> **SUPPLIED INFORMATION**:

::::::

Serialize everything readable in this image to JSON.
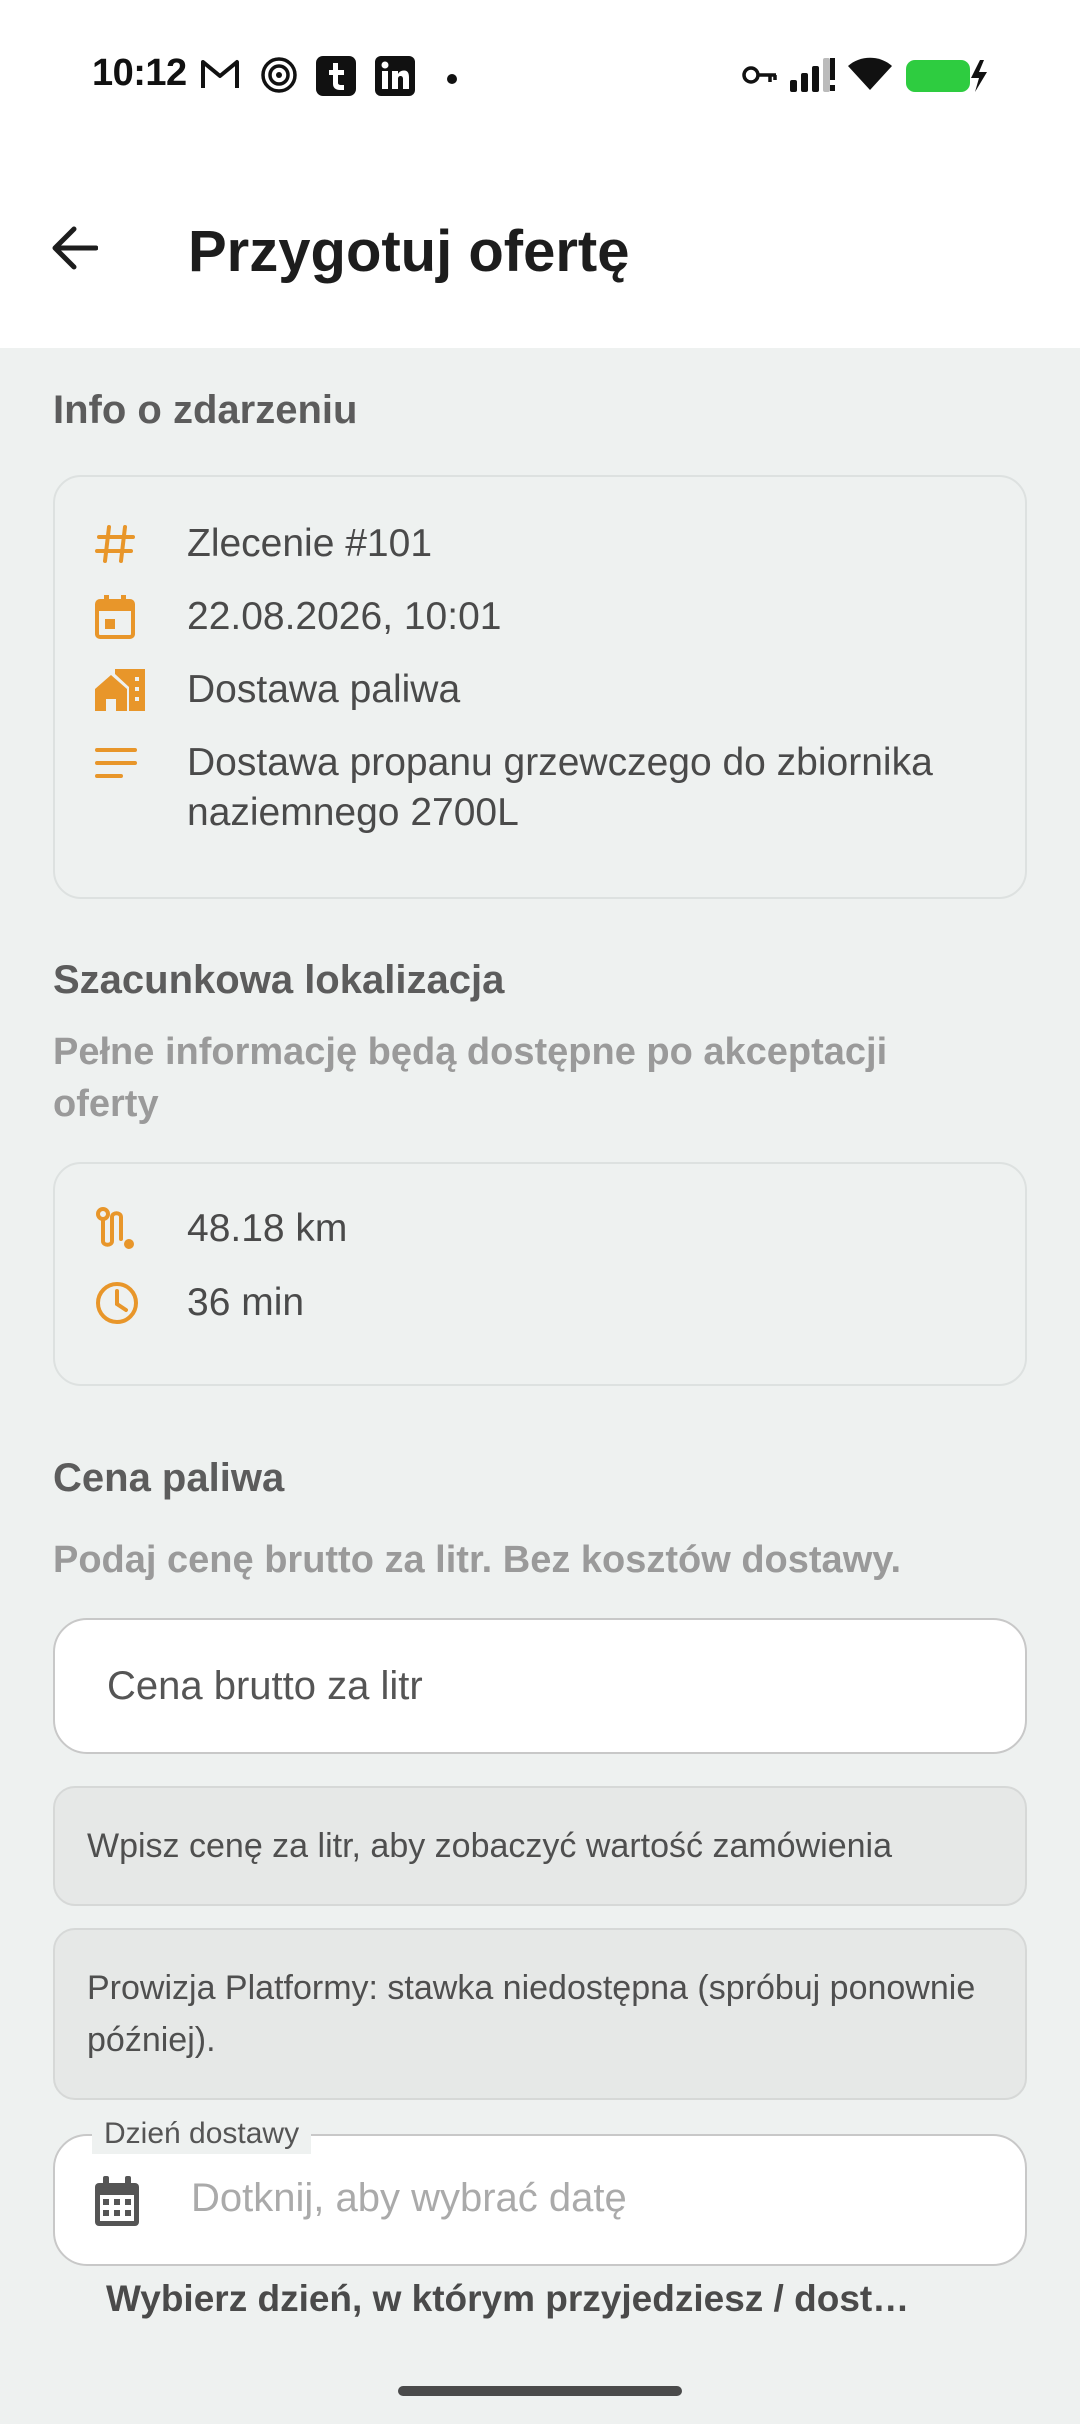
{
  "status_bar": {
    "time": "10:12",
    "left_icons": [
      "gmail-icon",
      "target-icon",
      "tumblr-icon",
      "linkedin-icon",
      "dot-icon"
    ],
    "right_icons": [
      "vpn-key-icon",
      "signal-icon",
      "wifi-icon",
      "battery-charging-icon"
    ],
    "battery_color": "#2ecc40"
  },
  "header": {
    "title": "Przygotuj ofertę"
  },
  "event_info": {
    "title": "Info o zdarzeniu",
    "order_number": "Zlecenie #101",
    "datetime": "22.08.2026, 10:01",
    "category": "Dostawa paliwa",
    "description": "Dostawa propanu grzewczego do zbiornika naziemnego 2700L"
  },
  "location": {
    "title": "Szacunkowa lokalizacja",
    "subtitle": "Pełne informację będą dostępne po akceptacji oferty",
    "distance": "48.18 km",
    "duration": "36 min"
  },
  "fuel_price": {
    "title": "Cena paliwa",
    "subtitle": "Podaj cenę brutto za litr. Bez kosztów dostawy.",
    "input_value": "",
    "input_placeholder": "Cena brutto za litr",
    "order_value_hint": "Wpisz cenę za litr, aby zobaczyć wartość zamówienia",
    "commission_info": "Prowizja Platformy: stawka niedostępna (spróbuj ponownie później)."
  },
  "delivery_day": {
    "label": "Dzień dostawy",
    "placeholder": "Dotknij, aby wybrać datę",
    "helper": "Wybierz dzień, w którym przyjedziesz / dost…"
  },
  "colors": {
    "accent": "#e8962a",
    "background": "#eef1f0",
    "surface": "#ffffff"
  }
}
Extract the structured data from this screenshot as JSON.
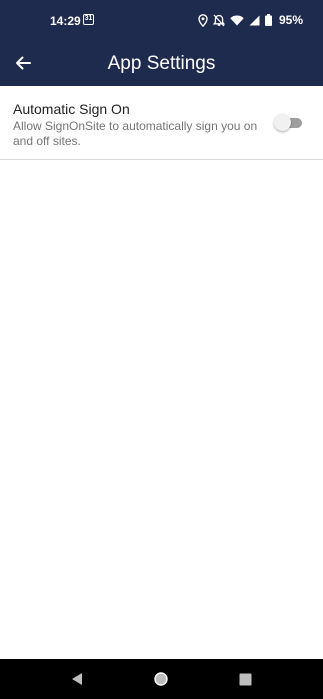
{
  "status_bar": {
    "time": "14:29",
    "calendar_day": "31",
    "battery": "95%",
    "icons": [
      "location-icon",
      "alarm-off-icon",
      "wifi-icon",
      "signal-icon",
      "battery-icon"
    ]
  },
  "app_bar": {
    "title": "App Settings",
    "back_icon": "arrow-left-icon"
  },
  "settings": [
    {
      "title": "Automatic Sign On",
      "description": "Allow SignOnSite to automatically sign you on and off sites.",
      "toggle_on": false
    }
  ],
  "nav_bar": {
    "buttons": [
      "back-triangle-icon",
      "home-circle-icon",
      "recents-square-icon"
    ]
  },
  "colors": {
    "header_bg": "#1f2a4f",
    "background": "#ffffff",
    "nav_bg": "#000000"
  }
}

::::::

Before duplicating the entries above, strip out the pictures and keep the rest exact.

Serialize everything readable in this image to JSON.
{
  "status_bar": {
    "time": "10:12",
    "left_icons": [
      "gmail-icon",
      "target-icon",
      "tumblr-icon",
      "linkedin-icon",
      "dot-icon"
    ],
    "right_icons": [
      "vpn-key-icon",
      "signal-icon",
      "wifi-icon",
      "battery-charging-icon"
    ],
    "battery_color": "#2ecc40"
  },
  "header": {
    "title": "Przygotuj ofertę"
  },
  "event_info": {
    "title": "Info o zdarzeniu",
    "order_number": "Zlecenie #101",
    "datetime": "22.08.2026, 10:01",
    "category": "Dostawa paliwa",
    "description": "Dostawa propanu grzewczego do zbiornika naziemnego 2700L"
  },
  "location": {
    "title": "Szacunkowa lokalizacja",
    "subtitle": "Pełne informację będą dostępne po akceptacji oferty",
    "distance": "48.18 km",
    "duration": "36 min"
  },
  "fuel_price": {
    "title": "Cena paliwa",
    "subtitle": "Podaj cenę brutto za litr. Bez kosztów dostawy.",
    "input_value": "",
    "input_placeholder": "Cena brutto za litr",
    "order_value_hint": "Wpisz cenę za litr, aby zobaczyć wartość zamówienia",
    "commission_info": "Prowizja Platformy: stawka niedostępna (spróbuj ponownie później)."
  },
  "delivery_day": {
    "label": "Dzień dostawy",
    "placeholder": "Dotknij, aby wybrać datę",
    "helper": "Wybierz dzień, w którym przyjedziesz / dost…"
  },
  "colors": {
    "accent": "#e8962a",
    "background": "#eef1f0",
    "surface": "#ffffff"
  }
}
Extract the structured data from this screenshot as JSON.
{
  "status_bar": {
    "time": "14:29",
    "calendar_day": "31",
    "battery": "95%",
    "icons": [
      "location-icon",
      "alarm-off-icon",
      "wifi-icon",
      "signal-icon",
      "battery-icon"
    ]
  },
  "app_bar": {
    "title": "App Settings",
    "back_icon": "arrow-left-icon"
  },
  "settings": [
    {
      "title": "Automatic Sign On",
      "description": "Allow SignOnSite to automatically sign you on and off sites.",
      "toggle_on": false
    }
  ],
  "nav_bar": {
    "buttons": [
      "back-triangle-icon",
      "home-circle-icon",
      "recents-square-icon"
    ]
  },
  "colors": {
    "header_bg": "#1f2a4f",
    "background": "#ffffff",
    "nav_bg": "#000000"
  }
}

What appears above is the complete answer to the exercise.